Schumacher argues that the idea of perpetual growth is an error lying at the heart of modern economic thought. The idea of growth is attractive because it is quantifiable, but focusing exclusively upon quantity neglects the idea of quality, which would seem at least equally important. For example, the economist can measure the GNP and determine that it has grown, say, 3%. But the economist would dismiss the question as nonsense if one were to ask whether or not the growth itself was good or bad. According to Schumacher, “he would lose all his certainties if he even entertained such a question: growth of GNP must be a good thing, irrespective of what has grown and who, if anyone, has benefitted. The idea that there could be pathological growth, unhealthy growth, disruptive or destructive growth, is to him a perverse idea which must not be allowed to surface.”
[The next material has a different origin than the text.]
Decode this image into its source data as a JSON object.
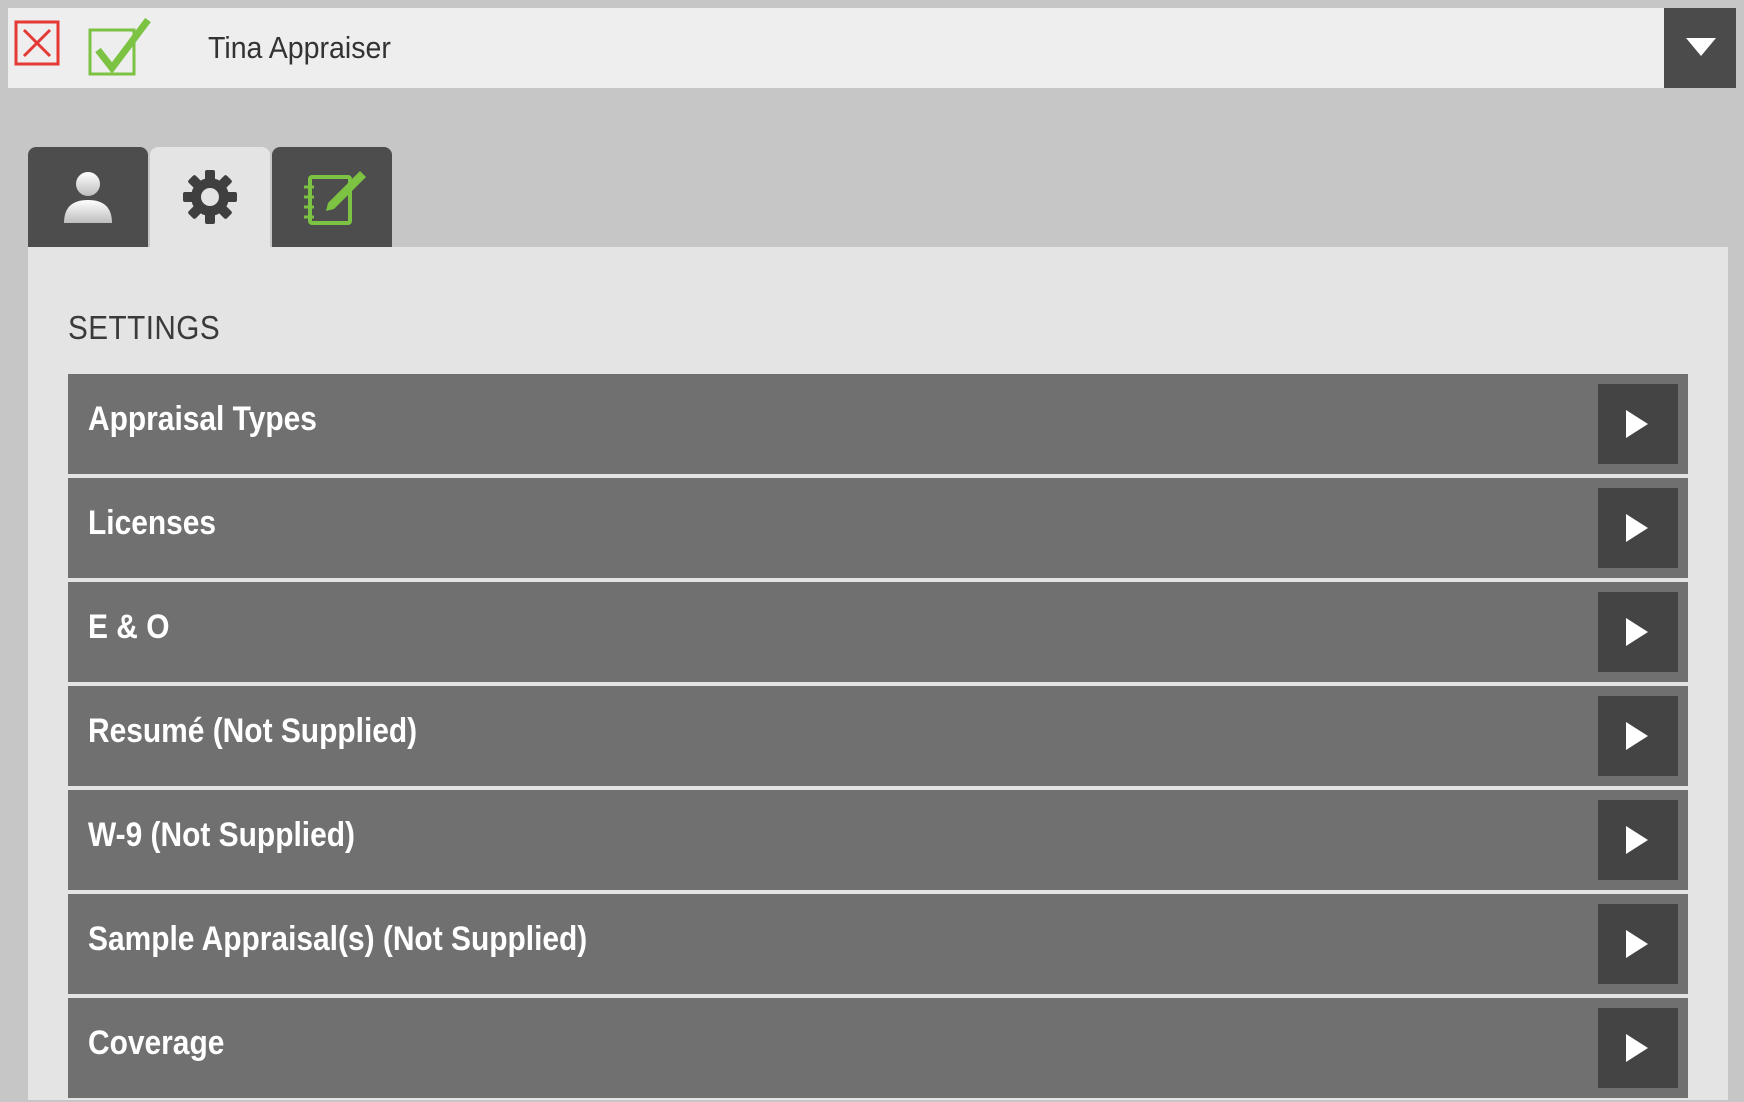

In other words, the vast majority of economists assume, as an article of faith, that growth is necessary and always good, but Schumacher points out an obvious problem: infinite growth in a finite environment is an obvious impossibility.” Given the natural resource crunch that many are predicting, given the issues of pollution and global warming that have recently come to the fore, the idea that infinite growth is impossible needs to be considered. But this, according to Schumacher, does not mean that we simply need to seek a cessation of growth. Even those few economists who agree that infinite growth is not possible, “cannot get away from the purely quantitative growth concept. Instead of insisting on the primacy of qualitative distinctions, they simply substitute non-growth for growth, that is to say, one emptiness for another.”
We need, then, to wean ourselves from the habit of favoring quantitative facts over qualitative facts. Instead, we must, according to Schumacher, subordinate the quantitative to the qualitative. We must first attempt to grasp what is good for human beings before we can determine whether or not some forms of growth are good or not. Of course, that requires hard work, much thought, and is susceptible to error in ways that simple quantities are not. Nevertheless, it is an enterprise that must be undertaken.
Schumacher continues by arguing that “from an economic point of view, the central concept of wisdom is permanence. We must study the economics of permanence.” What does that mean? Well for one thing, I suspect this means practicing the habit (or art?) of being satisfied. That is to say, we must be content with what we have. Perhaps it means resisting the siren song of consumerism and looking to intangible things for satisfaction, for “what is seen is temporal, but what is unseen is eternal.” I think it must mean cultivating the habit of saving and preserving as opposed to profligacy and waste. One wonders what Lawrence Summers and the rest of the President’s men would say to Schumacher’s modest proposals.
Ultimately, we are faced with a choice. The economic wise men chide us to rise to the challenge. Americans, return to your profligate ways and save the world! But, according to Schumacher, another way exists; perhaps it is only dimly seen now, but we can find it if we seek it. We can make the choice to understand and pursue an economics of permanence. If we neglect this fairer way, we may one day find ourselves compelled to learn its lessons by dint of hard necessity.
 Schumacher, 51. Italics added.
 Schumacher, 51. Italics in original.
 Schumacher, 34.